FOXvisor was already developed and verified in 2012, and soon ported to automotive and other systems. Business alliances with major CPU, GPU, and DSP manufacturers were contracted. This guarantees achievements by entrusted development for brand manufactures.
A hypervisor allows the co-existence of Rich OS & RTOS. Time critical and often security or safety critical applications are recognized as such and run prioritized to the Rich OS applications.
Automotive Use Cases
Automotive use cases for FOXvisor include instant start-up applications for in-vehicle devices like back cameras, music play, and even the company logo on the infotainment display or on controls and instruments. It operates instant start-up applications that cannot be implemented by snapshot on Rich OS, as if they are Rich OS applications, while leaving them on the existing RTOS. For example, the map and audio applications during start-up run on the RTOS. The underlying process is that hypervisor blends the RTOS applications with Rich OS applications on to the Rich OS, to make them look like Rich OS applications (Figure 3).

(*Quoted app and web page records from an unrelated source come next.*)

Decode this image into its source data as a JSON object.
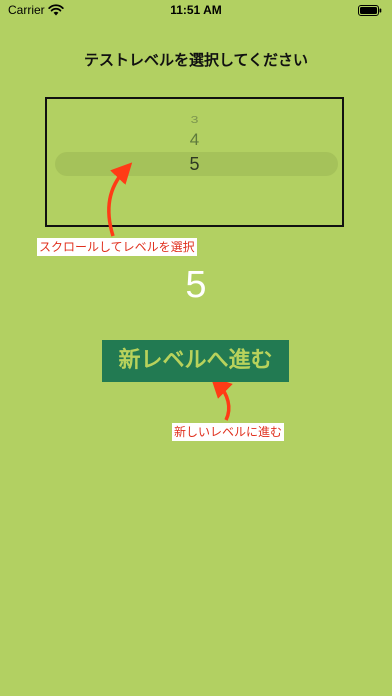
{
  "status_bar": {
    "carrier": "Carrier",
    "time": "11:51 AM",
    "wifi_icon": "wifi-icon",
    "battery_icon": "battery-icon"
  },
  "title": "テストレベルを選択してください",
  "picker": {
    "items": [
      "3",
      "4",
      "5"
    ],
    "selected": "5"
  },
  "hints": {
    "scroll": "スクロールしてレベルを選択",
    "next": "新しいレベルに進む"
  },
  "level_display": "5",
  "next_button_label": "新レベルへ進む",
  "colors": {
    "background": "#b2d062",
    "button_bg": "#227a52",
    "button_text": "#b8d25c",
    "hint_text": "#e0301e",
    "arrow": "#ff3b16"
  }
}
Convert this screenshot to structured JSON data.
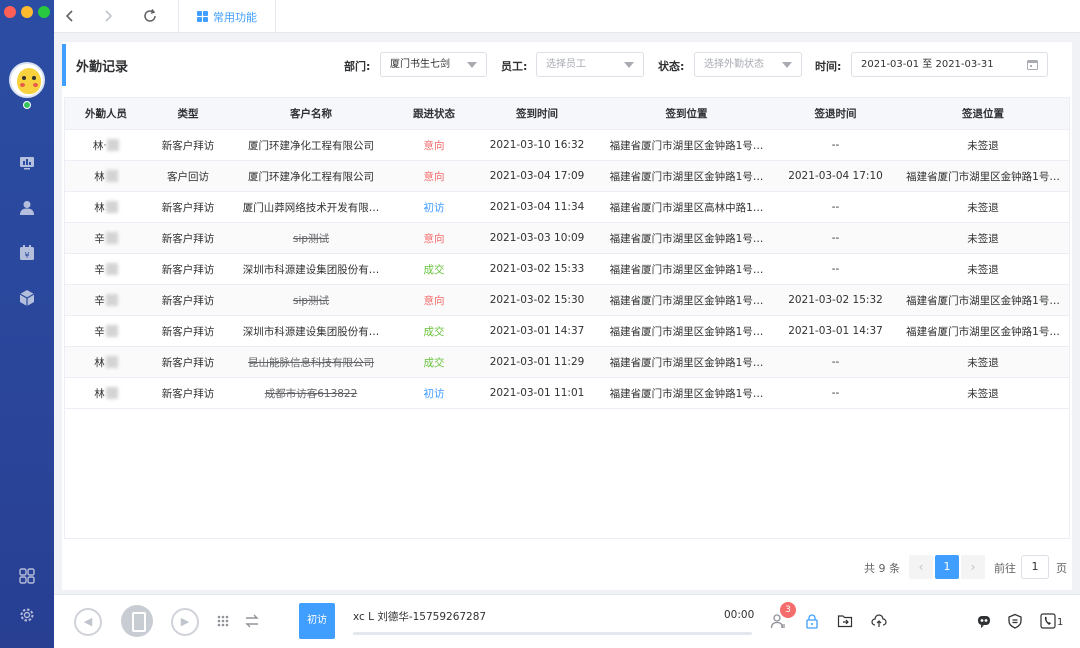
{
  "app": {
    "tab_common": "常用功能"
  },
  "page": {
    "title": "外勤记录"
  },
  "filters": {
    "dept_label": "部门:",
    "dept_value": "厦门书生七剑",
    "employee_label": "员工:",
    "employee_placeholder": "选择员工",
    "status_label": "状态:",
    "status_placeholder": "选择外勤状态",
    "time_label": "时间:",
    "time_value": "2021-03-01 至 2021-03-31"
  },
  "table": {
    "headers": [
      "外勤人员",
      "类型",
      "客户名称",
      "跟进状态",
      "签到时间",
      "签到位置",
      "签退时间",
      "签退位置"
    ],
    "rows": [
      {
        "person": "林ᐧ",
        "type": "新客户拜访",
        "customer": "厦门环建净化工程有限公司",
        "strike": false,
        "status": "意向",
        "status_kind": "intent",
        "checkin_time": "2021-03-10 16:32",
        "checkin_loc": "福建省厦门市湖里区金钟路1号…",
        "checkout_time": "--",
        "checkout_loc": "未签退"
      },
      {
        "person": "林",
        "type": "客户回访",
        "customer": "厦门环建净化工程有限公司",
        "strike": false,
        "status": "意向",
        "status_kind": "intent",
        "checkin_time": "2021-03-04 17:09",
        "checkin_loc": "福建省厦门市湖里区金钟路1号…",
        "checkout_time": "2021-03-04 17:10",
        "checkout_loc": "福建省厦门市湖里区金钟路1号…"
      },
      {
        "person": "林",
        "type": "新客户拜访",
        "customer": "厦门山莽网络技术开发有限…",
        "strike": false,
        "status": "初访",
        "status_kind": "first",
        "checkin_time": "2021-03-04 11:34",
        "checkin_loc": "福建省厦门市湖里区高林中路1…",
        "checkout_time": "--",
        "checkout_loc": "未签退"
      },
      {
        "person": "辛",
        "type": "新客户拜访",
        "customer": "sip测试",
        "strike": true,
        "status": "意向",
        "status_kind": "intent",
        "checkin_time": "2021-03-03 10:09",
        "checkin_loc": "福建省厦门市湖里区金钟路1号…",
        "checkout_time": "--",
        "checkout_loc": "未签退"
      },
      {
        "person": "辛",
        "type": "新客户拜访",
        "customer": "深圳市科源建设集团股份有…",
        "strike": false,
        "status": "成交",
        "status_kind": "deal",
        "checkin_time": "2021-03-02 15:33",
        "checkin_loc": "福建省厦门市湖里区金钟路1号…",
        "checkout_time": "--",
        "checkout_loc": "未签退"
      },
      {
        "person": "辛",
        "type": "新客户拜访",
        "customer": "sip测试",
        "strike": true,
        "status": "意向",
        "status_kind": "intent",
        "checkin_time": "2021-03-02 15:30",
        "checkin_loc": "福建省厦门市湖里区金钟路1号…",
        "checkout_time": "2021-03-02 15:32",
        "checkout_loc": "福建省厦门市湖里区金钟路1号…"
      },
      {
        "person": "辛",
        "type": "新客户拜访",
        "customer": "深圳市科源建设集团股份有…",
        "strike": false,
        "status": "成交",
        "status_kind": "deal",
        "checkin_time": "2021-03-01 14:37",
        "checkin_loc": "福建省厦门市湖里区金钟路1号…",
        "checkout_time": "2021-03-01 14:37",
        "checkout_loc": "福建省厦门市湖里区金钟路1号…"
      },
      {
        "person": "林",
        "type": "新客户拜访",
        "customer": "昆山能脉信息科技有限公司",
        "strike": true,
        "status": "成交",
        "status_kind": "deal",
        "checkin_time": "2021-03-01 11:29",
        "checkin_loc": "福建省厦门市湖里区金钟路1号…",
        "checkout_time": "--",
        "checkout_loc": "未签退"
      },
      {
        "person": "林",
        "type": "新客户拜访",
        "customer": "成都市访客613822",
        "strike": true,
        "status": "初访",
        "status_kind": "first",
        "checkin_time": "2021-03-01 11:01",
        "checkin_loc": "福建省厦门市湖里区金钟路1号…",
        "checkout_time": "--",
        "checkout_loc": "未签退"
      }
    ]
  },
  "pagination": {
    "total_text": "共 9 条",
    "current_page": "1",
    "goto_label": "前往",
    "goto_value": "1",
    "page_suffix": "页"
  },
  "callbar": {
    "tag": "初访",
    "caller": "xc L    刘德华-15759267287",
    "duration": "00:00",
    "notification_count": "3",
    "line_count": "1"
  },
  "colors": {
    "accent": "#409eff",
    "intent": "#f56c6c",
    "deal": "#67c23a",
    "sidebar": "#2b4da3"
  }
}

While both examples showed the importance of running RTOS applications without being affected by influences from the Rich OS, Figure 4 shows a security aspect in the use of a hypervisor system. Portable navigation systems, for example, infected by a virus and shipped to the after markets, and even software or firmware updates to in-car systems, are a major threat for infection, through which attacks on a vehicle’s control system could be executed. Virus infection, hacking, remote control of devices or functions that connect to navigation in the vehicle may result in serious accidents, which is easy to virtualize if, for example, driver safety devices such as the breaker, handle and meter get invaded. Security can be ensured by introduction of a secure domain, through means of encryption keys, CAN bus controlled updating, and the personal information management is handled.